I and the family jump into the car today and travel to stay for a week in Sarah Hare’s neck of the woods. East Anglia: where stories like this one come two a penny.
37 thoughts on “Waxing for Eternity: the corpse in the cupboard”
Trying to be immortal, I imagine. She probably would have gone for cryogenics if it had been around at the time.
Very true, Jennifer…
Waxing lyrical again, Kate. I was at school with the young Tussaud and, as I remember, he was about as animate as Sarah Hare is now.
😀 It’s in the genes, Roger.
Hows interesting Kate, pretty grim lady, but I’m sure she had a kind nature
I’m sure you are right, Geoffrey 🙂
Great story. What a wonderful way to haunt our ancestors forever.
I know! Call Mme Tussaud’s right away!
More adventures for the Shrewsdays! Hope you enjoy several shivering timbers and spine chilling moments while touring about.
Thanks, Nancy 🙂
Fascinating! Jeremy Bentham did her one better, though, didn’t he?
Kevin, you are so right there. Have you seen the virtual auto-icon project at UCL? http://www.ucl.ac.uk/Bentham-Project/who/autoicon/Virtual_Auto_Icon
Is that there Sarah Hare?
No, but her hair is there!
After she had pricked her finger,
Not for long on earth did linger,
And it is quite hys- tirri- cal
How she’s not waxing lyrical.
Well done! 😀
Thanks – too good not to have some fun with!
Col, magnificent 😀
I find this a fascinating way to preserve a likeness at a time when paintings didn’t always capture the essence of a person and photography didn’t yet exist. Almost makes me wish I could’ve known her, as she must’ve been quite a pill.
I hope you and the family have a lovely time in East Anglia, Kate. And that you can take Macaulay, who must be put out with you for leaving him last week. 🙂
Macaulay has thoroughly enjoyed his time away. He went everywhere with us because as you will know very well, Norfolk is a dog’s county. There are very few places a dog cannot go, including into the boat to go seal watching!
What on earth possessed her…? If I was a fiction writer, Kate, you’d be one of my chief sources of spark!
Ha! Thanks, Amy 😀 Truth is undoubtably stranger than fiction.
When Nelson was killed and buried in St Paul’s, Westminster Abbey lost revenue from visitors who went to St Paul’s instead to see the tomb of the naval hero.
However, the abbey had a waxwork of him made as a counter attraction in 1806.
You can still see it in the abbey museum. http://www.westminster-abbey.org/our-history/people/horatio,-viscount-nelson
What a wonderful country you live in!

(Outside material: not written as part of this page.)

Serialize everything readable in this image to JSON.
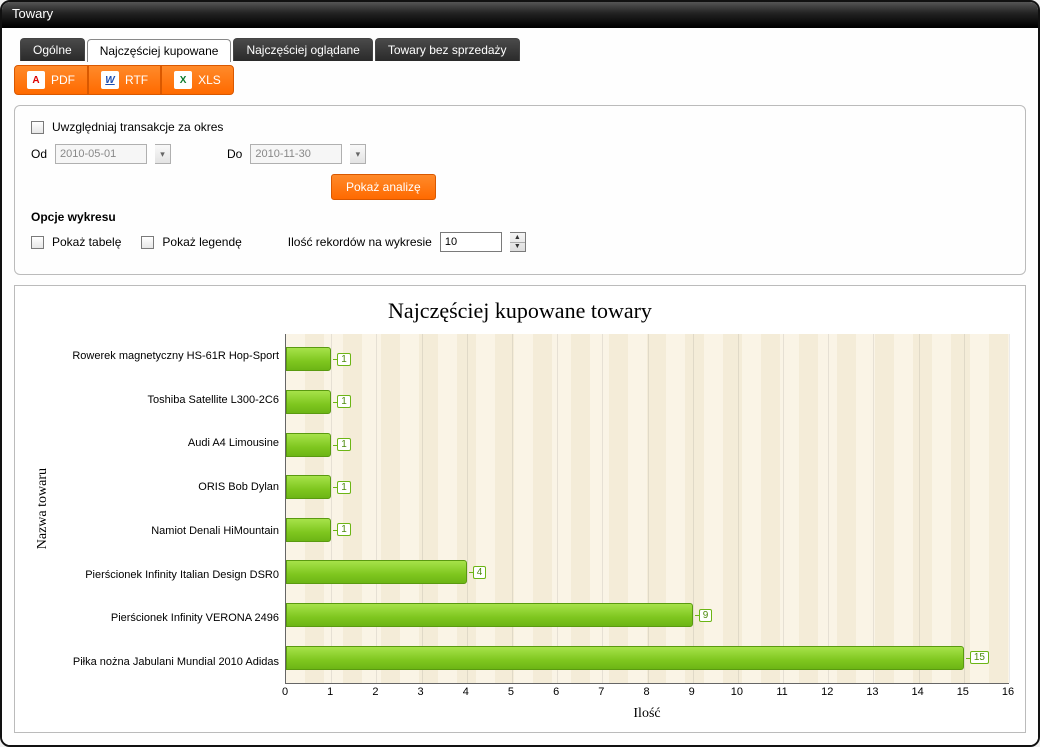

Life is never dull, Kathy…
Cool story Kate. It sounds like hygiene in 1744 had a long way to go if you could buy your rainbow simply from pricking your finger.
It does seem a little excessive, doesn’t it, Virginia? Dangeous time, history.
Positively creepy in my opinion 🙂
It SO is, Tandy.
This is just the wildest of stories! I can’t imagine how disturbing it would be to have a 3-D effigy of a loved one–in wax, no less! I’m caught between fascination and repulsion, to be honest. This was quite a story to dig up, Kate! Bring back some more stories from East Anglia! 🙂
I have a whole Gladstone bag full, Debra ;-D
Wow, would certainly prove to be a conversation-starter if things got a little dry at teatime. Enjoy your trip, I look forward to the stories you’ll bring back.
Thanks Cindy – it is an incredible place. Beyond my wildest expectations, really.
The odd things people die from.
Yes. It was strange, wasn’t it?
Scary. Especially as she looks uncannily like some of me own relations. 🙂
😀 Laughing out loud,here, IE. She does look very familiar, doesn’t she? A bit Hyacinth Bucket.
Once again, your provide a fascinating tidbit. I’d never heard of this before. Any idea of any of the really old Roman waxes survived – very fascinating. Thanks for sharing, and have an awesome week.
I have no idea what has survived, but I wouldn’t be surprised if the wa figures survived in some corner if the world in some dim museum, somewhere, Shelley